Brian Wilson (I'm contractually obligated to mention his beard. Done and done.) is the unquestioned closer, but health isn't a guarantee at this point. He had two separate stints on the DL last season, the latter of which is fairly troubling since it involved his elbow. The Giants went with a closer by committee in his absence, with Santiago Casilla converting the most saves (6). Casilla is a decent set-up man, but he walks too many people in not enough innings to be fantasy relevant. Sergio Romo, on the other hand, walks nobody and strikes out everybody (seriously, he sported a K/BB of 14), but he had elbow troubles of his own in August. Other than that, there are only serviceable options that offer little fantasy value.
Potential Fantasy Sleeper
My definition of sleeper and yours may vary. I use the term to refer to a player who may be undervalued, no matter his current or expected draft position.
I'm really going to stretch the definition of sleeper this time around, because I'm going with Madison Bumgarner, who is currently being drafted 20th among starting pitchers and 75th overall. In my most recent SP ranks, I placed him 16th, just ahead of teammate Matt Cain. Hey, I told you I was stretching the definition. I like Bumgarner to take a step forward in 2012. Last season he increased both his FStrike% and his SwStr%, and while we saw a jump in strikeouts, the expected drop in walks didn't happen. Every one of his ERA predictors had him at slightly unlucky, and he's still 22. If he can continue to perfect that devastating slider (SwStr%=12.1), watch out.
Spring Storylines to Watch
Buster Posey didn't play in the Giants spring opener, which was a big deal before everybody realized that it wasn't, but I'm watching to see how Bochy deploys him.
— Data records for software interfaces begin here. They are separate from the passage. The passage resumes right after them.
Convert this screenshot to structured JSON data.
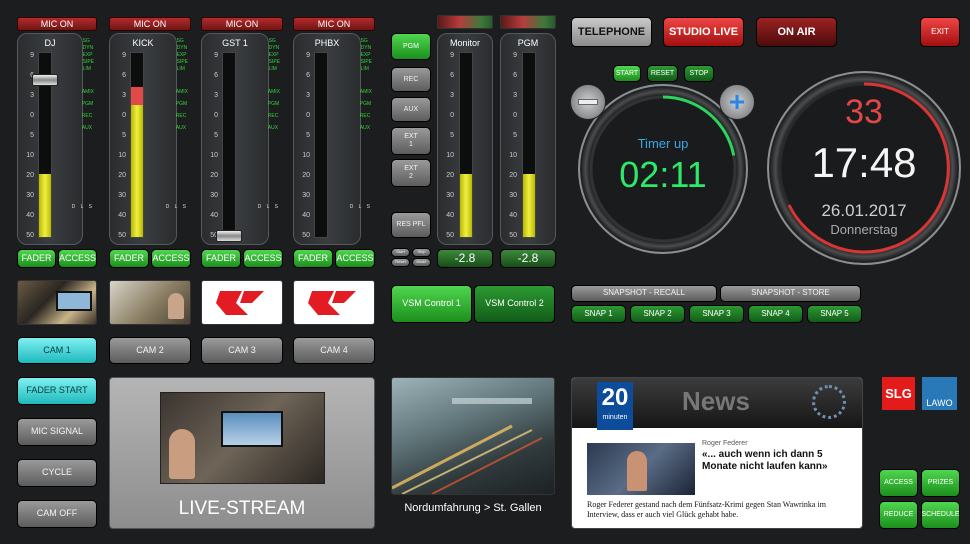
{
  "mic_on": "MIC ON",
  "strips": [
    {
      "name": "DJ",
      "level": 0.34
    },
    {
      "name": "KICK",
      "level": 0.75
    },
    {
      "name": "GST 1",
      "level": 0
    },
    {
      "name": "PHBX",
      "level": 0
    }
  ],
  "strip_labels": {
    "top": [
      "SG",
      "DYN",
      "EXP",
      "SIPE",
      "LIM"
    ],
    "bottom": [
      "AMIX",
      "PGM",
      "REC",
      "AUX"
    ],
    "dls": "D L S"
  },
  "scale": [
    "9",
    "6",
    "3",
    "0",
    "5",
    "10",
    "20",
    "30",
    "40",
    "50"
  ],
  "fader_label": "FADER",
  "access_label": "ACCESS",
  "source_buttons": [
    "PGM",
    "REC",
    "AUX",
    "EXT\n1",
    "EXT\n2",
    "RES PFL"
  ],
  "mini_buttons": [
    "Start",
    "Stop",
    "Reset",
    "Mode"
  ],
  "monitor": {
    "name": "Monitor",
    "value": "-2.8",
    "level": 0.34
  },
  "pgm": {
    "name": "PGM",
    "value": "-2.8",
    "level": 0.34
  },
  "top_buttons": {
    "telephone": "TELEPHONE",
    "studio_live": "STUDIO LIVE",
    "on_air": "ON AIR",
    "exit": "EXIT"
  },
  "timer_controls": [
    "START",
    "RESET",
    "STOP"
  ],
  "timer": {
    "label": "Timer up",
    "value": "02:11",
    "progress": 0.22
  },
  "clock": {
    "seconds": "33",
    "time": "17:48",
    "date": "26.01.2017",
    "day": "Donnerstag"
  },
  "cams": [
    "CAM 1",
    "CAM 2",
    "CAM 3",
    "CAM 4"
  ],
  "vsm": [
    "VSM Control 1",
    "VSM Control 2"
  ],
  "snapshot": {
    "recall": "SNAPSHOT - RECALL",
    "store": "SNAPSHOT - STORE",
    "snaps": [
      "SNAP 1",
      "SNAP 2",
      "SNAP 3",
      "SNAP 4",
      "SNAP 5"
    ]
  },
  "left_buttons": [
    "FADER START",
    "MIC SIGNAL",
    "CYCLE",
    "CAM OFF"
  ],
  "livestream": "LIVE-STREAM",
  "traffic_caption": "Nordumfahrung > St. Gallen",
  "news": {
    "logo_top": "20",
    "logo_bottom": "minuten",
    "title": "News",
    "author": "Roger Federer",
    "headline": "«... auch wenn ich dann 5 Monate nicht laufen kann»",
    "body": "Roger Federer gestand nach dem Fünfsatz-Krimi gegen Stan Wawrinka im Interview, dass er auch viel Glück gehabt habe."
  },
  "brands": {
    "slg": "SLG",
    "lawo": "LAWO"
  },
  "bottom_right": [
    "ACCESS",
    "PRIZES",
    "REDUCE",
    "SCHEDULE"
  ],
  "colors": {
    "green": "#3cd43c",
    "red": "#e53b3b",
    "cyan": "#2fd0d4",
    "timer": "#2de86a"
  }
}
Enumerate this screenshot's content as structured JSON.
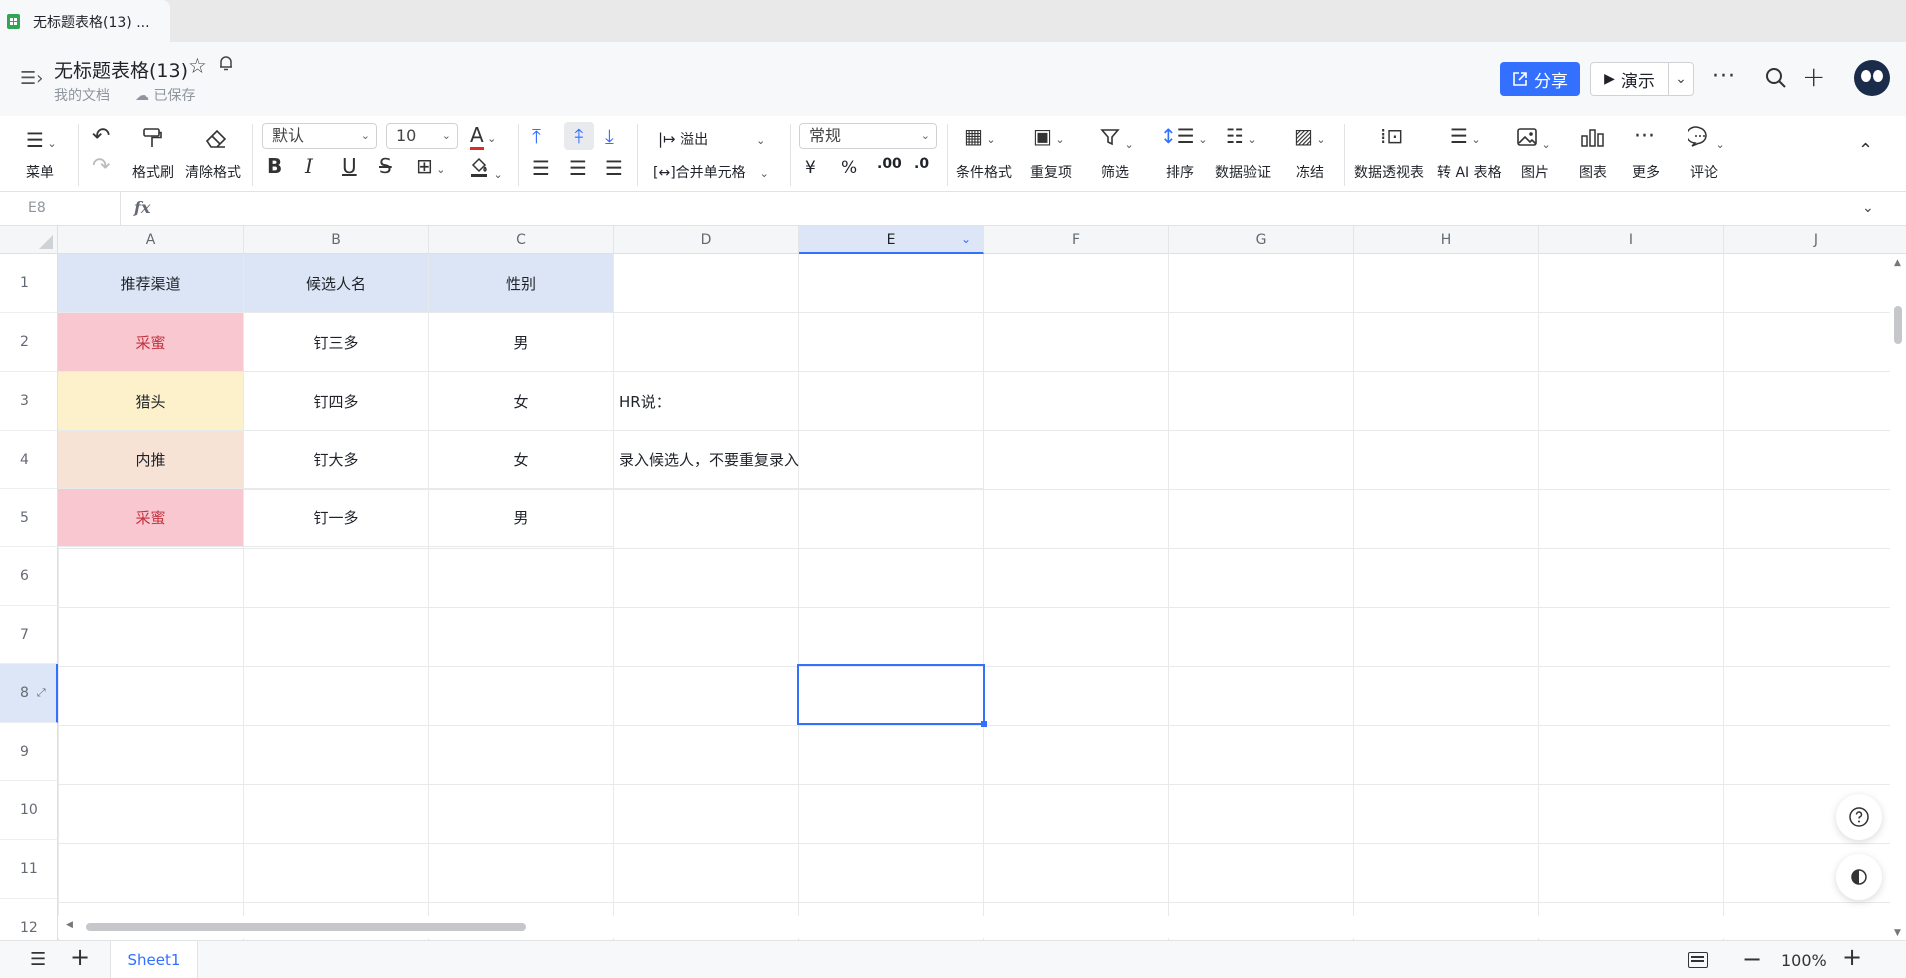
{
  "browser_tab": {
    "title": "无标题表格(13) ..."
  },
  "header": {
    "menu_toggle": "☰›",
    "doc_title": "无标题表格(13)",
    "breadcrumb": "我的文档",
    "save_status": "已保存",
    "share_label": "分享",
    "present_label": "演示",
    "more_label": "···"
  },
  "toolbar": {
    "menu_label": "菜单",
    "format_painter_label": "格式刷",
    "clear_format_label": "清除格式",
    "font_family": "默认",
    "font_size": "10",
    "overflow_label": "溢出",
    "merge_label": "合并单元格",
    "number_format": "常规",
    "currency_symbol": "¥",
    "percent_symbol": "%",
    "decimal_increase": ".00",
    "decimal_decrease": ".0",
    "conditional_format_label": "条件格式",
    "duplicate_label": "重复项",
    "filter_label": "筛选",
    "sort_label": "排序",
    "data_validation_label": "数据验证",
    "freeze_label": "冻结",
    "pivot_label": "数据透视表",
    "ai_table_label": "转 AI 表格",
    "image_label": "图片",
    "chart_label": "图表",
    "more_label": "更多",
    "comment_label": "评论"
  },
  "formula_bar": {
    "cell_ref": "E8",
    "fx_label": "fx",
    "value": ""
  },
  "sheet": {
    "columns": [
      "A",
      "B",
      "C",
      "D",
      "E",
      "F",
      "G",
      "H",
      "I",
      "J"
    ],
    "selected_column": "E",
    "rows": [
      "1",
      "2",
      "3",
      "4",
      "5",
      "6",
      "7",
      "8",
      "9",
      "10",
      "11",
      "12"
    ],
    "selected_row": "8",
    "header_row": [
      "推荐渠道",
      "候选人名",
      "性别"
    ],
    "data": [
      [
        "采蜜",
        "钉三多",
        "男"
      ],
      [
        "猎头",
        "钉四多",
        "女"
      ],
      [
        "内推",
        "钉大多",
        "女"
      ],
      [
        "采蜜",
        "钉一多",
        "男"
      ]
    ],
    "note_d3": "HR说：",
    "note_d4": "录入候选人，不要重复录入",
    "colors": {
      "header_fill": "#dce5f5",
      "caimi_fill": "#f8c7cf",
      "caimi_text": "#c2313d",
      "lietou_fill": "#fdf1cc",
      "neitui_fill": "#f7e2d6",
      "accent": "#3370ff"
    }
  },
  "bottom": {
    "sheet_tab": "Sheet1",
    "zoom": "100%"
  }
}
Will he play at first base more often? If so, will Brandon Belt ever play? Can't this team do better than Eli Whiteside when Posey can't go?
Follow the Team
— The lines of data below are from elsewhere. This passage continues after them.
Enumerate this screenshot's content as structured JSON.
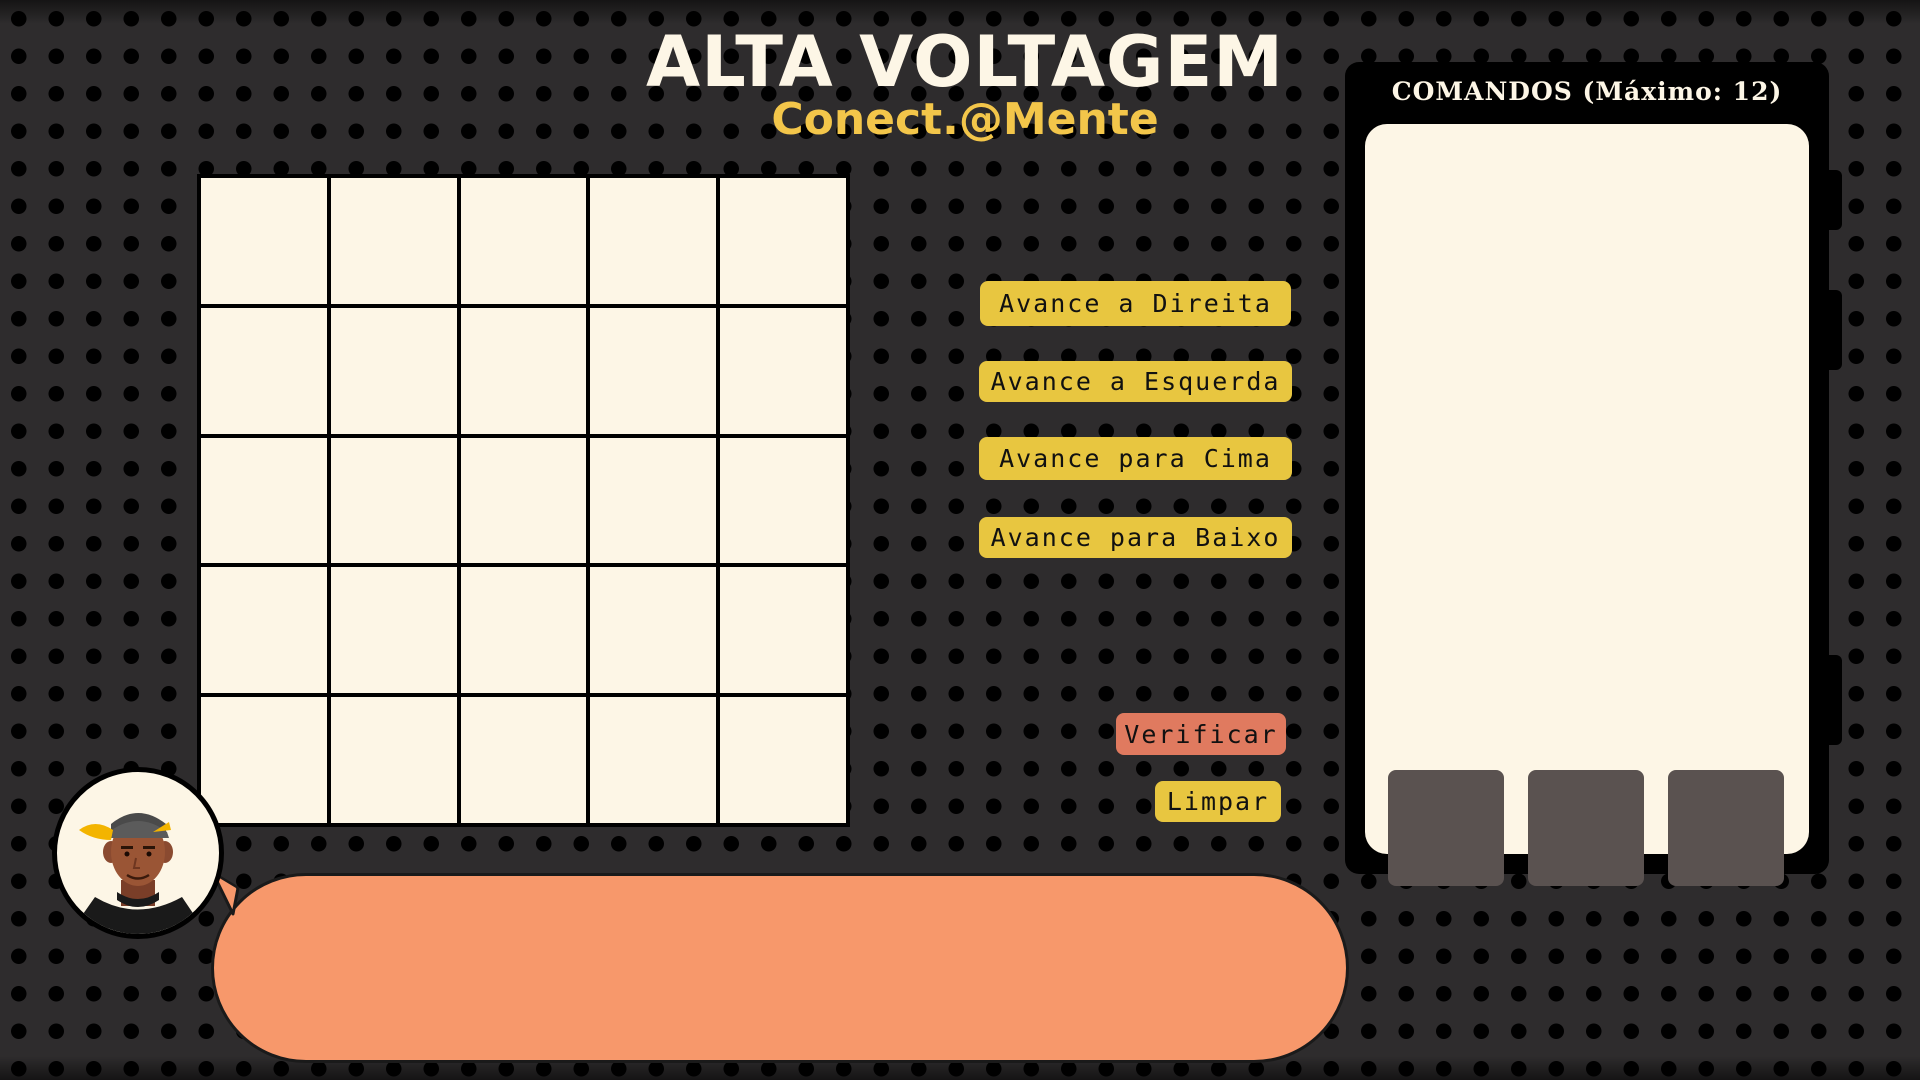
{
  "header": {
    "title": "ALTA VOLTAGEM",
    "subtitle": "Conect.@Mente"
  },
  "colors": {
    "background": "#2e2c2d",
    "dots": "#000000",
    "cell": "#fdf6e6",
    "title": "#fdf6e6",
    "subtitle": "#f3c64a",
    "command_button": "#e8c640",
    "verify_button": "#e07a5f",
    "clear_button": "#e8c640",
    "slot": "#5a5250",
    "speech_bubble": "#f7986b"
  },
  "board": {
    "rows": 5,
    "columns": 5
  },
  "controls": {
    "right": "Avance a Direita",
    "left": "Avance a Esquerda",
    "up": "Avance para Cima",
    "down": "Avance para Baixo",
    "verify": "Verificar",
    "clear": "Limpar"
  },
  "commands_panel": {
    "title": "COMANDOS (Máximo: 12)",
    "commands": [],
    "slots": 3
  },
  "character": {
    "icon": "character-avatar-icon"
  },
  "speech": {
    "text": ""
  }
}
MLB.com beat reporter: Chris Haft (Blog | Twitter)
San Francisco Chronicle beat reporter: Hank Schulman (Blog | Twitter)
CSN Bay Area beat reporter: Andrew Baggarly (Blog | Twitter)
SBN: McCovey Chronicles (Blog | Twitter)
Know of any other sites or Twitter accounts that deserve a mention? Let me know in the comments.